Abdelmoumni: They are in the process of adopting the concept of democracy. That does not mean that they are abandoning their strong conservatism or the discourse about identity.
But the political always has two levels: firstly, the level of projects and programmes, where the protagonists have to establish a clear image for themselves and compete with one another, and secondly, the "metapolitical" level, by which I mean that of fundamental political rules, such as the sovereignty of the people, the competition of ideas and programmes, the duty of accountability, the transfer of power, the separation of powers.
These rules are generally binding today, as are respect for constitutional rights and political confrontation by peaceful means. I understand that there are fears. But in my opinion, it is ridiculous to place more trust in a ruler who has abused his powers for decades than in these Islamists who have never been in power before.
What does this mean for the new government under Prime Minister Abdelilah Benkirane?
Abdelmoumni: The government now has to get a budget through parliament. Expenditure must be drastically reduced. This means that it will not be able to keep many of its election promises, such as the reduction of VAT on certain basic products, and it is possible that it will also have to cut subsidies.

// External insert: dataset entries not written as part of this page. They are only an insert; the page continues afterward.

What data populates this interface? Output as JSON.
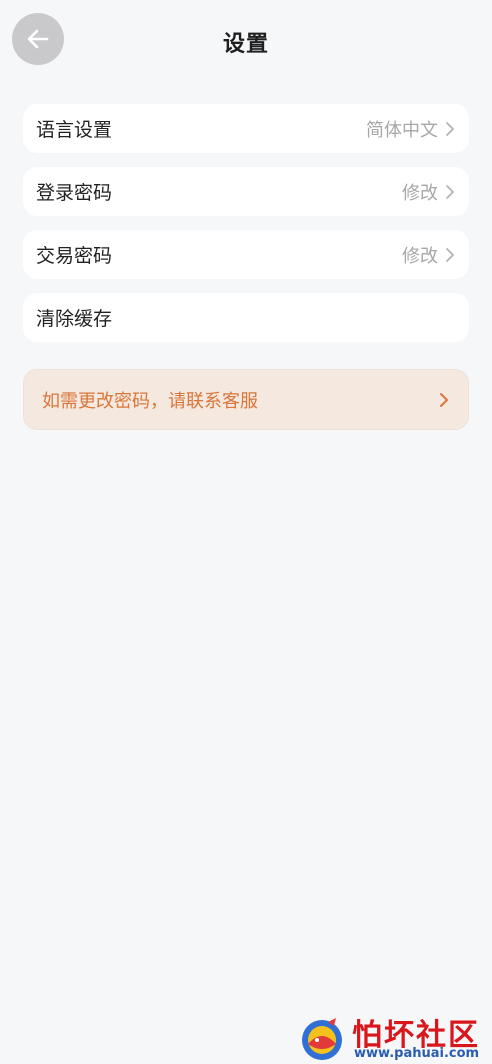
{
  "header": {
    "title": "设置",
    "back_icon": "arrow-left-icon"
  },
  "settings": {
    "items": [
      {
        "label": "语言设置",
        "value": "简体中文",
        "icon": "chevron-right-icon"
      },
      {
        "label": "登录密码",
        "value": "修改",
        "icon": "chevron-right-icon"
      },
      {
        "label": "交易密码",
        "value": "修改",
        "icon": "chevron-right-icon"
      },
      {
        "label": "清除缓存",
        "value": ""
      }
    ]
  },
  "notice": {
    "text": "如需更改密码，请联系客服",
    "icon": "chevron-right-icon",
    "color": "#d9763a",
    "background": "#f4e8df"
  },
  "watermark": {
    "title": "怕坏社区",
    "url": "www.pahuai.com"
  },
  "colors": {
    "page_background": "#f6f7f9",
    "back_button": "#c9c9cb",
    "muted_text": "#a7a7a7"
  }
}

Another problem is that the Moroccan labour market is currently only able to absorb around 80,000 new workers per year, but every year there are another 250,000 school leavers in need of a job. When the moment of truth comes, people will take to the streets again. The people might then challenge the fact that political and economic power is concentrated in the palace.
Interview conducted by Martina Sabra
© Qantara.de 2011
Fouad Abdelmoumni is a freelance expert for finance, economics and development in North Africa. From 1997 to 2010, he was the director of the micro-credit agency AMANA. He is also a leading member of the Moroccan Association for Human Rights (AMDH) and co-founder of the Moroccan NGO think-tank Espace Associatif. He was imprisoned for two years for political reasons under Hassan II.
Translated from the German by Charlotte Collins
Editor: Aingeal Flanagan/Qantara.de